Wasserman, the geriatrician, said he supervised a program to beef up nursing home compliance with NHSN reporting requirements during his work leading a Quality Improvement Organization (QIO), a task that turned out to be “one of the greatest lifts in the history of the QIO system.”
“The database and the system are archaic,” Wasserman said. “It’s like playing video games on an Atari.”
Individual directives aside, Wasserman characterized the most recent CMS regulatory action as emblematic of an overall COVID-19 response that eschewed government collaboration and support for ground-level burdens on staff.
“Everything CMS is putting out, in many ways, leaves it to the individual nursing home to execute,” he said. “During a pandemic, that doesn’t work.
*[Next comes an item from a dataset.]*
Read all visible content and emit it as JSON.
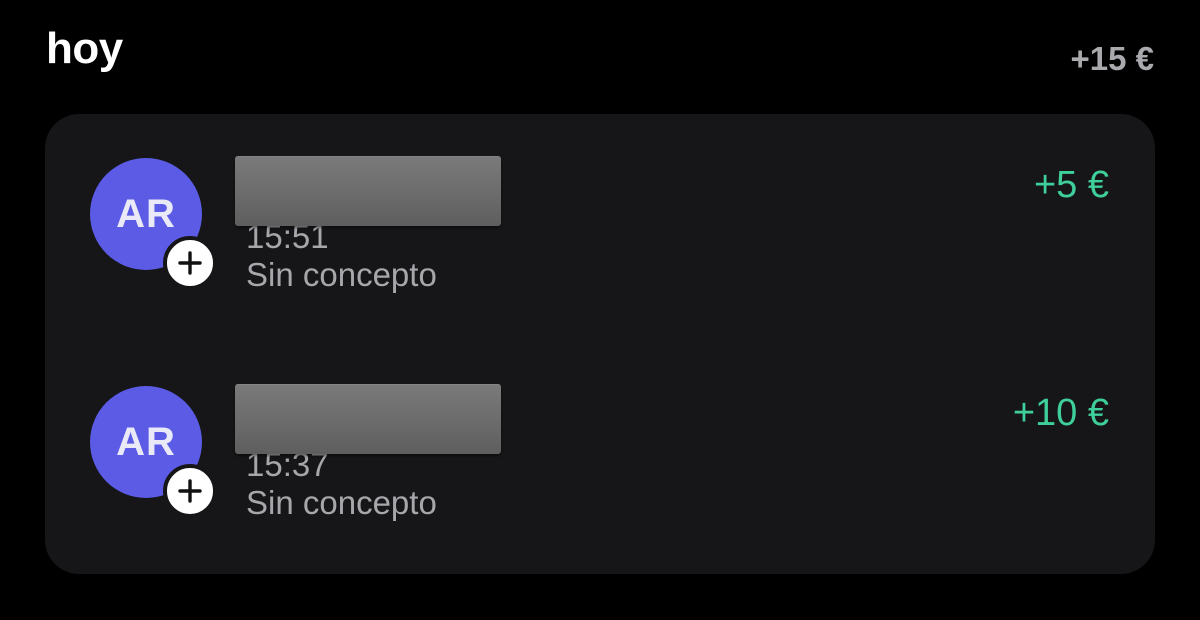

Actually, it doesn’t work ever, but during a pandemic, it really doesn’t work.”
The federal government has also faced criticism from the other angle, with resident advocates claiming that enforcement of rules regarding infection control and other key safety metrics — already too lax for years, in their view — has fallen by the wayside during the pandemic.
The Center for Medicare Advocacy, for instance, has repeatedly taken issue with the low numbers of citations issued as part of targeted infection-control surveys; back in July, the independent watchdog group claimed the government’s finding of minimal violations was not credible.
“These data are simply not plausible during the COVID-19 pandemic, especially when infection control deficiencies were the most commonly-cited deficiencies before the pandemic,” the group concluded.
CMS has since responded by touting a total of $15 million in civil monetary penalties (CMPs) issued since the start of the crisis in March, related to both infection control and failure to report COVID-19 data, but multiple independent voices have questioned the efficacy of fines — while still important as an enforcement mechanism — as the way to mitigate the crisis.
Humanitarian organization Doctors Without Borders has asserted that nursing homes need direct on-the-ground support from public health departments and schools of nursing to put federal edicts into practice.
“It’s because a punitive approach is just not the end-all, be-all,” Karin Huster, a Doctors Without Borders leader who helped spearhead nursing home COVID relief efforts in Michigan and Texas, told SNN earlier this month. “Of course, you need to have some form of regulation. It’s important. It plays an important role. But it can’t be the primary tactic to effect true behavior change and improve health outcomes for the residents.”
Harvard University researcher David Grabowski pointed to persistent problems with securing testing kits, and receiving clear guidance from the government, in criticizing this week’s CMS announcement; Grabowski served as a co-author of a new analysis, released last week, that found one in five nursing homes had experienced a “severe” shortage of personal protective equipment (PPE) and staffing as late as July.
“If facilities are refusing to use available tests or report known results, they should be held accountable. However, I do not believe that is the main problem right now,” Grabowski told SNN via e-mail. “This is a testing issue, not a nursing home issue. I believe the federal government should fix the testing issue before turning to fines for nursing homes.”
For Wasserman, formerly the CEO of major California nursing home operator Rockport Healthcare Services, there’s another reason to doubt the efficacy of fines during the pandemic: a feeling that they haven’t worked in the past to bring true reform to the sector.
“The folks who own the real estate could care less about the fines, and fines will not assure good behavior,” Wasserman said. “If they did, this industry would be in a much better place today than it is. If CMPs truly made a difference, we wouldn’t have nearly as many deaths as we have right now.”